In the case of the commercial court docket, like most other specialty courts, the assigned judges accept these additional duties with little or no docket relief because they are willing to share their experiences to improve the judicial system and many of the judges currently assigned to hear cases in the commercial court docket have in the past or currently preside over other specialty dockets.
As noted, this is a pilot project. As we have gone forward, the steering committee has recommended and the supreme court has adopted improved procedures, expanded the types of cases assigned to the commercial court docket, and increased the number of judicial districts and counties in the pilot project.
We accept, indeed we solicit, comments on how to improve the pilot project. The supreme court will decide whether the project has been worth the effort just as the court does in so many other initiatives undertaken to improve the delivery of legal services to the citizens of the state of Wisconsin.

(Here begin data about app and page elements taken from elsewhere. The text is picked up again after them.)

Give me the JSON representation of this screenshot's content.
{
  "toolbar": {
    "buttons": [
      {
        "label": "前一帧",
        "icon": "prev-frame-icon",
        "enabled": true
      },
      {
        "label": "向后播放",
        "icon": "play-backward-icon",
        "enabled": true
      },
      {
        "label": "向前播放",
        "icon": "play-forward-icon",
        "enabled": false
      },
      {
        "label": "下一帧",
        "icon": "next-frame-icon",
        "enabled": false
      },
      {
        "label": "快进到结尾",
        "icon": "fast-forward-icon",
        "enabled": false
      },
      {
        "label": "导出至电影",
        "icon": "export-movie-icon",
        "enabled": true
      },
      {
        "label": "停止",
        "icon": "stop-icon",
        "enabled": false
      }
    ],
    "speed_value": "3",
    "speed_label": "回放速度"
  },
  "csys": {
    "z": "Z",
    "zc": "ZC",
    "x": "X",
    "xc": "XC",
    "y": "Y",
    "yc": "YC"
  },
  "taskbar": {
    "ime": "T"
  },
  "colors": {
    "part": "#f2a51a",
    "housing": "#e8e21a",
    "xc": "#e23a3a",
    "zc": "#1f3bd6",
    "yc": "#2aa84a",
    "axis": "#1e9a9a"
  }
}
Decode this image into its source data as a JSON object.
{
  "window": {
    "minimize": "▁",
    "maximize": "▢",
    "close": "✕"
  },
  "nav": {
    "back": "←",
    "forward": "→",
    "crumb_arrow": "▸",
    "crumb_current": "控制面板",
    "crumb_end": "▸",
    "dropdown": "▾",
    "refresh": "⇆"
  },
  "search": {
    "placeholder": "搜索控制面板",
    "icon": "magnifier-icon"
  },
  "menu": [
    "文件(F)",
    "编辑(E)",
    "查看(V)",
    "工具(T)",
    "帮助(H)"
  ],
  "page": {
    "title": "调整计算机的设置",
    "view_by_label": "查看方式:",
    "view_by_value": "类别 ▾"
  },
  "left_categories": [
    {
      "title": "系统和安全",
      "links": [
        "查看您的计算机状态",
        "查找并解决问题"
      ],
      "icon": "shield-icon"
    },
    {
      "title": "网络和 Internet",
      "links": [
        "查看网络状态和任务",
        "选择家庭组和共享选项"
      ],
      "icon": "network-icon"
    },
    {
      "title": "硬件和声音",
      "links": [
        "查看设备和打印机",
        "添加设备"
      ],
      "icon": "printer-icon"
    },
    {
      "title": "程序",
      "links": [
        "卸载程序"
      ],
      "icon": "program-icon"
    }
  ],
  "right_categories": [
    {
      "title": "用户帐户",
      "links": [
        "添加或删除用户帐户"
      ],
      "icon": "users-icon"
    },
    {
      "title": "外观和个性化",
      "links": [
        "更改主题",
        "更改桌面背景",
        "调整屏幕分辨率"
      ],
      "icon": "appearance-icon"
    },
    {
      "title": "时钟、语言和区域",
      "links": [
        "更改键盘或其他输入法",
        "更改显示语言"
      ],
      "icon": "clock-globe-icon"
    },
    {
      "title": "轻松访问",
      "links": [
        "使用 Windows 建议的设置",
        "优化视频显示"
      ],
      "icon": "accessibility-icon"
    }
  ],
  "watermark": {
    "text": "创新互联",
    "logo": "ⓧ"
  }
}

Attorney Laura Brenner, Judge Michael Aprahamian, and Judge James Morrison
Reader: It will be interesting to see whether the data gathered on this pilot project demonstrate that specialty business courts bring more efficiency and fairness to the resolution of commercial disputes.
I’m skeptical. I share Judge Niess’s concerns. This project seems to be a solution in search of a problem. What is so different about commercial disputes that they should be directed to selected judges instead of being assigned like other cases?
I was a circuit court judge in Dane County for 10 years before retiring four years ago. Like all my colleagues, I handled cases of the sort described by Judge Morrison. Of course I was assigned those cases in the ordinary manner.
I did not need a specialty business court to handle that kind of issue with what seemed to be reasonable efficiency and fairness. I’m sure most judges have done the same thing. Likewise, we have all dealt with discovery issues, motion practice, and calendaring, and have learned through training and experience how to do these things as efficiently and fairly as possible. It’s just part of the day-to-day work of a trial judge.
I do object to the attempt to bolster this project by saying it is like a treatment court. It is not. I had the privilege of serving four years in our drug treatment court and six in our OWI treatment court. Treatment courts are very different from the business court project. Treatment courts do not handle litigation. A drug or OWI treatment court works with criminal offenders whose criminality is associated with drug or alcohol dependency. Participants must meet established criteria, but participation is voluntary. The judge works as part of an interdisciplinary team to ensure that participants get into treatment and complete treatment. Participants return to court at specified intervals for an extended period of time, perhaps a year or so. Treatment court judges get specialty training because they deal with issues outside the usual litigation docket of a trial judge.
The principles governing treatment courts are rigorously evidence-based. Research shows that treatment courts work. However, because treatment courts are so different from the business court project, it is not reasonable to draw any inference about how well the business court project will work by comparing it to treatment courts.
Fundamentally, it is worth remembering that treatment courts were designed to solve a well-defined, recognized problem: that locking people up does nothing to address the addiction that got them into trouble with the criminal justice system. In fact, treatment courts are sometimes referred to as “problem-solving courts.”
This brings us back to the question: just what is the problem the business court project is trying to solve? Given the issues articulated by Judge Niess, is it worth it?
Perhaps we will see, but in the meantime, I respectfully suggest we do away with the notion that this project is like a treatment court, because it simply is not.